Mozaffar added, “The ruling establishment hailed the war based on a flawed analysis and they were wrong as if we were urging him [Khomeini] towards war with our slogans, provocations, and actions. Truly, the Imam and our esteemed leaders believed that if the people of Iraq willed it, they would overthrow Saddam! What kind of logic is this?”

Contrary to what this regime insider labeled as a “flawed analysis,” Khomeini’s strategy was fundamentally driven by a power-hungry, nefarious calculation, and the Iranian populace bore a heavy toll for it. The war, besides wasting the substantial energy released by the anti-monarchy revolution, guaranteed the regime’s “security” and continued existence. It served as a deceptive facade and an overwhelming shield. Khomeini was only able to subdue the revolutionary forces, with the MEK at the forefront, by harnessing the masses of war victims and the terrifying cry for “War against all infidels!”

Khomeini’s propensity for war and his ambition to expand his dominion commenced with Iraq but didn’t halt there. As subsequently affirmed by his successors, including Khamenei: “The war expanded our borders…”

One of the regime’s cronies, a cleric named Issa Tabatabai, referred to as Khamenei’s envoy in Lebanon, recently divulged in an interview with the regime’s official news agency IRNA on September 14 that Khomeini personally sanctioned the bombing of the US Marines’ barracks in Beirut in October 1983.

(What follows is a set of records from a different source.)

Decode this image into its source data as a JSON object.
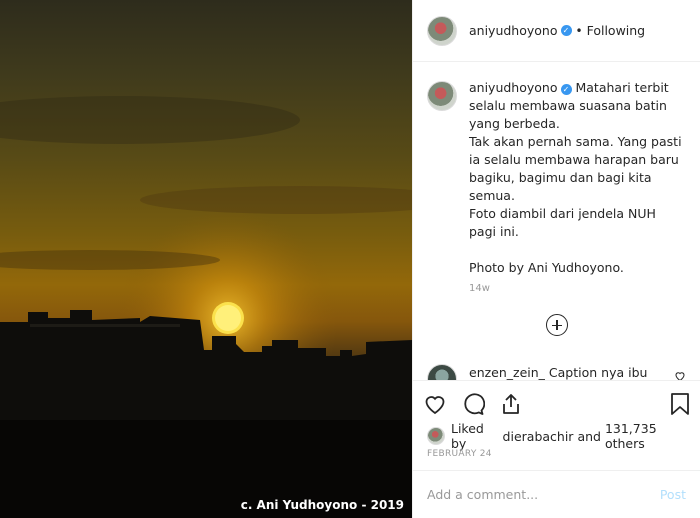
{
  "photo": {
    "credit": "c. Ani Yudhoyono - 2019"
  },
  "header": {
    "username": "aniyudhoyono",
    "separator": "•",
    "follow_status": "Following"
  },
  "caption": {
    "username": "aniyudhoyono",
    "text": "Matahari terbit selalu membawa suasana batin yang berbeda.\nTak akan pernah sama. Yang pasti ia selalu membawa harapan baru bagiku, bagimu dan bagi kita semua.\nFoto diambil dari jendela NUH pagi ini.\n\nPhoto by Ani Yudhoyono.",
    "time": "14w"
  },
  "comment": {
    "username": "enzen_zein_",
    "text": "Caption nya ibu matahari nya terbit.. tapi"
  },
  "likes": {
    "prefix": "Liked by ",
    "user": "dierabachir",
    "mid": " and ",
    "count": "131,735 others"
  },
  "date": "FEBRUARY 24",
  "add_comment": {
    "placeholder": "Add a comment...",
    "post_label": "Post"
  },
  "icons": [
    "verified-icon",
    "add-comments-icon",
    "heart-icon",
    "comment-icon",
    "share-icon",
    "bookmark-icon"
  ]
}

The belligerence and acts of terrorism persisted post-Khomeini, as acknowledged by his successors, spanning from the Khobar Towers bombing in Saudi Arabia to the AMIA bombing in Buenos Aires, and beyond.

Khamenei elaborated on this with the phrase “strategic depth,” asserting, “If we don’t engage in wars today in Iraq, Syria, and Lebanon, we must confront the enemy (indicating the uprising of the people and rebellious youth) on the streets of Iranian cities tomorrow.”

Source » ncr-iran